This and other series are described in Textile Bags, pp. 58-59.
- Courtesy of Judy White This ad tucked in the top corner of a 1930s-40s feedbag personifies the the ultimate in clothing — My mamma made all these things from COTTON BAGS.
- Courtesy of Betty Wilson Bags were made from three types of cloth: print cloth with the highest thread count, three grades of cotton sheeting and osnaburg having the lowest thread count.
Manufacturing stages involved cutting, folding, sewing, clipping turning, labeling or printing of logos – sometimes washing instructions were included, inspecting, baling and delivery to vendors. How a bag was to be used determined how it was to be folded and cut. In 1941 there were 31 textile mills that manufactured bag goods. Some of the textile bag manufacturers controlled their operations from field to finished bag. Bemis Brothers, Fulton Bag & Cotton Mills and Cottons Mills of Atlanta had their own textile mills.
Jane Stapel notes that Bemis also introduced Bemaron bags for all-rayon blouses, dresses, underwear, slips and scarves and that some Bemis bags were made from cambric, chambray, denim, percale and toweling.Other major bag manufacturers and suppliers were Chase, Illinois State Penitentiary in Joliet, Staley and Lone Star. Sharon Stark adds that Percy Kent of Buffalo NY made the famous WWII feedsacks known as Kent’s Cloth of the United Nations. After WWII, new technological innovations and increased family budgets affected society’s spending habits.
More sanitary and effective packaging, less prone to rodent damage, were demanded, leading to heavy paper and plastic containers. By 1948 this new industry cornered 53% of the bag market. Manufacturing of bags is limited today. Judy White learned last month when she talked to Mason Marketing Co, a distributing company in McPherson, KS, that cloth bags are still used in the Midwest, that certain Amish and Mennonite communities prefer flour and feed in plain and printed bags so they can be used for tea towels and other household needs, and in certain sections of the South some companies still distribute feed in textile bags. Judy also adds that souvenir bags can be found in some tourist areas which have restored gristmills.
Kent’s Cloth of the UN from Percy Kent, a major New York bag manufacturer, featured wartime symbols of WWII with Tojo, Hitler and Mussolini in a skillet titled Keep ’em Frying. At right is one view from Sharon Stark collection; left is another view from Jane Clark Stapel collection.
Example of cloth bags still being produced in recent years. This one for Seal of Kansas unbleached bread flour was purchased in Overland Park KS about 10 years ago. Distributor is Mason Marketing Co, McPherson KS.
– Courtesy of Judy White Paula Hammer reports that Shawnee Milling Co. makes bags for special orders, and that at a feedsack conference three years ago author Anna Lue Cook said bags were still in production and could be purchased at some Alabama stores.
Quilters Laurette Carroll and Judith Gridley have spotted small rice and flour cloth bags in supermarkets in southern California and Spokane WA, respectively.
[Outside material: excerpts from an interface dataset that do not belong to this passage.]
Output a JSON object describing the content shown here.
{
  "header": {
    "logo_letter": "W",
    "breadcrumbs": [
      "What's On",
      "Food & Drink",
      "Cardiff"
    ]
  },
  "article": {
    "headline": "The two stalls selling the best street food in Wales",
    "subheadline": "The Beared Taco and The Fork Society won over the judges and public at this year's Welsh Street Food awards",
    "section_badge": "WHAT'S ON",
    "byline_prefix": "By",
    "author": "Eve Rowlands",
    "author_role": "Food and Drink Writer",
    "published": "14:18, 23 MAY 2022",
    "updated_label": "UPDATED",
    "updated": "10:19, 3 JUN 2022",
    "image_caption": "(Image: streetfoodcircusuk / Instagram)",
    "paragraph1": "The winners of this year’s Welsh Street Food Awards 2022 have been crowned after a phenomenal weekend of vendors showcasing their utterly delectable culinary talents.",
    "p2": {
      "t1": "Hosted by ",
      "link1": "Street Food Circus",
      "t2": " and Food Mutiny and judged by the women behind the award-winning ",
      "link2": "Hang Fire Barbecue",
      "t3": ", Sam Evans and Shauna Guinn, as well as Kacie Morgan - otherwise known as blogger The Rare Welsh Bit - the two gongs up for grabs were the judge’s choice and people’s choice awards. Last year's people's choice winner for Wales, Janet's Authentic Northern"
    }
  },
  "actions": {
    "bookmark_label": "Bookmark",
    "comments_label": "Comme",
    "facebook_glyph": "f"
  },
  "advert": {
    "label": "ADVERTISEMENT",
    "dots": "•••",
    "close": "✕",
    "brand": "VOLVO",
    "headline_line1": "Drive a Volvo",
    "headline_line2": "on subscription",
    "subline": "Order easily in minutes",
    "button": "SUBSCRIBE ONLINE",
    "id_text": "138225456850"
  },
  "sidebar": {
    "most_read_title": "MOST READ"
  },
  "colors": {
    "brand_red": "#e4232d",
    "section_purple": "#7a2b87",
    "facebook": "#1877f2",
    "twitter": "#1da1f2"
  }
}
There are also bags made in a synthetic blend; see the environmental note at the end.